I dropped the phone. It fell on my toe. I felt nothing. The world had gone black. In my stomach the butterflies morphed into wildebeests. I felt dizzy.
“Hello? Are you there?” Papi shouted. “Cecelia? Cecelia? Are you ok?”
I bent over and picked up the phone, still holding the letter. “Uh yeah, I’m h –here. The phone slipped, sorry,” I stuttered.
“The magazine. My magazine. Did it come in?”
“No. No magazine.”
“Are you all right?”
“Yes, I’m fine. I just remembered I have a big test tomorrow. So I better go study,” I lied again.
“Ok. Go estudio. No visitors while I’m at work. Recordar. No one.” His voice was stern, as always.
“I know. I remember.”

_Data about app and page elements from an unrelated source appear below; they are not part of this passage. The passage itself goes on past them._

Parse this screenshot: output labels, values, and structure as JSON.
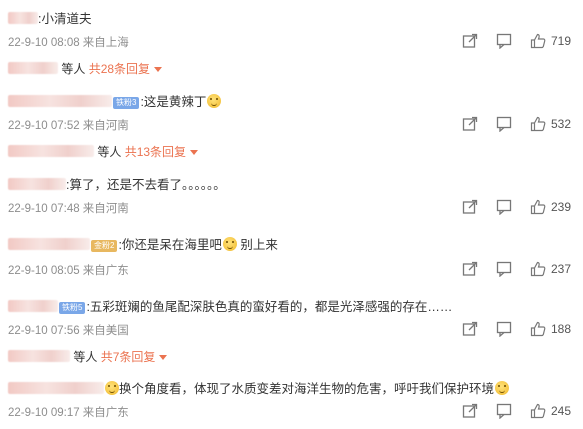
{
  "comments": [
    {
      "text": ":小清道夫",
      "meta": "22-9-10 08:08 来自上海",
      "likes": "719",
      "replies": {
        "suffix": "等人",
        "count": "共28条回复"
      }
    },
    {
      "badge": "铁粉3",
      "text": ":这是黄辣丁",
      "meta": "22-9-10 07:52 来自河南",
      "likes": "532",
      "replies": {
        "suffix": "等人",
        "count": "共13条回复"
      }
    },
    {
      "text": ":算了，还是不去看了。。。。。。",
      "meta": "22-9-10 07:48 来自河南",
      "likes": "239"
    },
    {
      "badge": "金粉2",
      "text": ":你还是呆在海里吧",
      "text2": "别上来",
      "meta": "22-9-10 08:05 来自广东",
      "likes": "237"
    },
    {
      "badge": "铁粉5",
      "text": ":五彩斑斓的鱼尾配深肤色真的蛮好看的，都是光泽感强的存在……",
      "meta": "22-9-10 07:56 来自美国",
      "likes": "188",
      "replies": {
        "suffix": "等人",
        "count": "共7条回复"
      }
    },
    {
      "text": "换个角度看，体现了水质变差对海洋生物的危害，呼吁我们保护环境",
      "meta": "22-9-10 09:17 来自广东",
      "likes": "245"
    }
  ],
  "icons": {
    "share": "share-icon",
    "comment": "comment-icon",
    "like": "thumbs-up-icon"
  },
  "colors": {
    "accent": "#eb7350",
    "meta": "#8d8d8d",
    "badge_blue": "#7aa7e8",
    "badge_gold": "#e8b860"
  }
}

I picked up the packet from Berklee. An envelope in each hand: one my future and the other my past. It had been ten months since I’d last heard from The Stranger. When she first arrived I thought God was smiling on me. I’d been praying for a miracle, for someone or something to help me out of this slum, away from my overbearing Papi, and set me on my music career.
She said she came to Chelsea to tell me the truth about my family but I couldn’t take any more of her revelations. Not today.
Pinching a corner of the letter I held it at arm’s length like it was a rotted fish and took it to my room. I opened the bottom drawer of my desk, tossed an old school notebook aside and removed my mother’s Juan Gabriel record. The only piece of her my father saved from Colombia. Opening the sleeve of the album I slid the unopened letter inside. I rested the notebook on top of the album and closed the drawer.
I fell onto my bed and stared out the window at the passing cars on the distant Tobin Bridge. I shook my hands and belted out my favorite Mariah Carey song. During the part about lost love, goose bumps prickled the skin on my arm. I wiped the tears from my eyes. Had any of those people driving by suffered a loss as deep as mine or lived through a terrible betrayal?
Since Papi would be working his second job until midnight, my boyfriend, Marcos, was coming over. I wanted to prepare his favorite meal, arroz con pollo with crescent rolls from a tube.
I clicked on the radio. I sang along to Pitbull and G.RL. I propped the Berklee brochure on the counter and trimmed skin from a chicken leg. I thought of that April day The Stranger arrived. Maybe if I figured out what happened during our time together, maybe if I finally understood why she did what she did, I’d be able to open the letter tonight.
Maybe with Marcos’ help I’ll have the strength and courage to know what to do.